But mostly what needs to be done for the next ten years are large restoration burns, to bring the Pine Barrens back to something resembling its original vegetation structure and composition. And here’s where our contribution to the worldwide struggle to stop and reverse global warming comes in.
There is an enormous inherent conflict between halting carbon emissions and keeping a fire climax ecosystem going by correctly burning it! But we can leverage this for a dual solution to both Pine Barrens survival and our contribution to global warming reversal. Call it Pine Barrens offsets.
If we want to pull our weight in the climate war, we will have to come from behind. LI is a wealthy region and can afford to do this. We should estimate what the total CO2 production will be from ramping up our fire management efforts to, say, an average of 5,000 burned acres per year, and seek public support for offsets. These could be in the form of conversions to non-fossil energy in transportation, residential, or business activities. Pine Barrens Credits would be issued to participants. Though they’d have only moral value for now, that would ultimately build into infrastructure and habits. The momentum and experience generated would enable our island’s people to get out in front of the coming push to transform our energy and transportation sectors, including aviation and maritime, where we have deep history.
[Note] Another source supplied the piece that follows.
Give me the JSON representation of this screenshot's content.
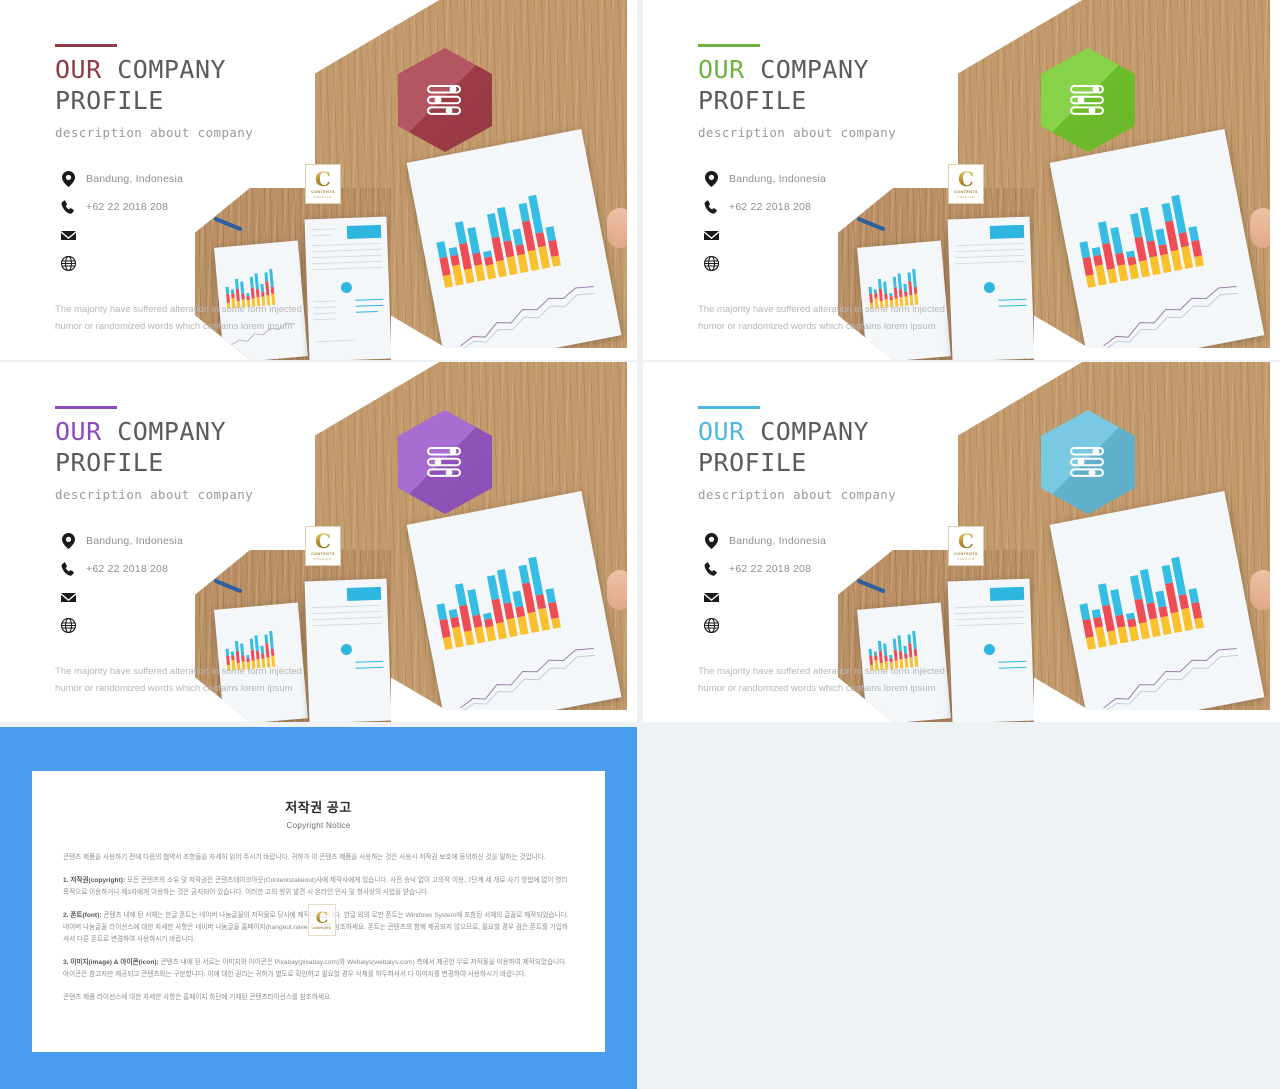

We could become the East Coast cradle for the new business models required to conquer global warming, and thereby secure our future once more.
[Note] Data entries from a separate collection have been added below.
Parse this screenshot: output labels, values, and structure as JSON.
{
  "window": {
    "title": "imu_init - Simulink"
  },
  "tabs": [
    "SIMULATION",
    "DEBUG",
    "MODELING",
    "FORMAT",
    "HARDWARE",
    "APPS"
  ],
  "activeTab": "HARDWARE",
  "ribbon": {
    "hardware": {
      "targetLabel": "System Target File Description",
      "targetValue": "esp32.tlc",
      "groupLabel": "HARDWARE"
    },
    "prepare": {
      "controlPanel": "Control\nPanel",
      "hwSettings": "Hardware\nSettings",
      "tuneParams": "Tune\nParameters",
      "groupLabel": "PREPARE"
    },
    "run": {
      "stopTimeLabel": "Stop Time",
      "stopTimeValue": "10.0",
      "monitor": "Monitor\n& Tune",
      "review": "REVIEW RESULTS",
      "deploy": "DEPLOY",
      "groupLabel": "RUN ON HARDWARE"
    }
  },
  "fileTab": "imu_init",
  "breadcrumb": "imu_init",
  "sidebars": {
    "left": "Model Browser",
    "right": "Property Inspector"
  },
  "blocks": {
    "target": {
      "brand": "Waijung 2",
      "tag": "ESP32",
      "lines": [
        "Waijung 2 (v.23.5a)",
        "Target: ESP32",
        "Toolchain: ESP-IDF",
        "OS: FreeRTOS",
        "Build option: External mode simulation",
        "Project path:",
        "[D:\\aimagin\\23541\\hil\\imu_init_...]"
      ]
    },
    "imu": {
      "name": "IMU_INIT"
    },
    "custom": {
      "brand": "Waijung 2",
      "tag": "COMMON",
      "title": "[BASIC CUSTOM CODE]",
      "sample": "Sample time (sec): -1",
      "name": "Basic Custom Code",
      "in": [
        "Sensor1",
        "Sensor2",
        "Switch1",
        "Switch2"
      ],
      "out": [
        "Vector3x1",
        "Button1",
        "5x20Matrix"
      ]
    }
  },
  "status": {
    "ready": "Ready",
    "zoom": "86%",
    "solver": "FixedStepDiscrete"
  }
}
Failure to stop and reverse rapidly accelerating global warming will have dire consequences for us. If it progresses to runaway global warming we can expect most of the island to disappear in a few hundred years. Before that, almost all the current biota will first be scrambled by newcomers, then extirpated. The lucky species will escape north. Before it ultimately drowns, our Pine Barrens will end as an impoverished echo of long-gone Florida, with hard pines, turkey oaks, and sawtooth palmettos instead of Pitch Pine, Scrub Oak and blueberries. A sad fate, and one we must avoid.